## EXERCISE PROMPT:
Go through the listing below and count the lines with "Ultimate" in them. Only the count is needed.

════════════════════

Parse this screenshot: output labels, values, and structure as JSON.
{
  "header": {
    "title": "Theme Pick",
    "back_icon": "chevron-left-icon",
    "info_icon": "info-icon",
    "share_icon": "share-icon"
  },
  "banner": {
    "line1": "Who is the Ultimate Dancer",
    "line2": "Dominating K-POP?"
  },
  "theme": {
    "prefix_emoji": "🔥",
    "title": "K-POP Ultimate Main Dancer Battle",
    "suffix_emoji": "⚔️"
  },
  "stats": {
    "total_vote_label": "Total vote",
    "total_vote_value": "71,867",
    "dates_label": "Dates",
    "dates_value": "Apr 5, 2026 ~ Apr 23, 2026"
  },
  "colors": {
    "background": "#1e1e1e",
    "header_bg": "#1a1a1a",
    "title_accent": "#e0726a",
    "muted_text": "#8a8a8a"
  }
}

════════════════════

## TASK RESULT:
2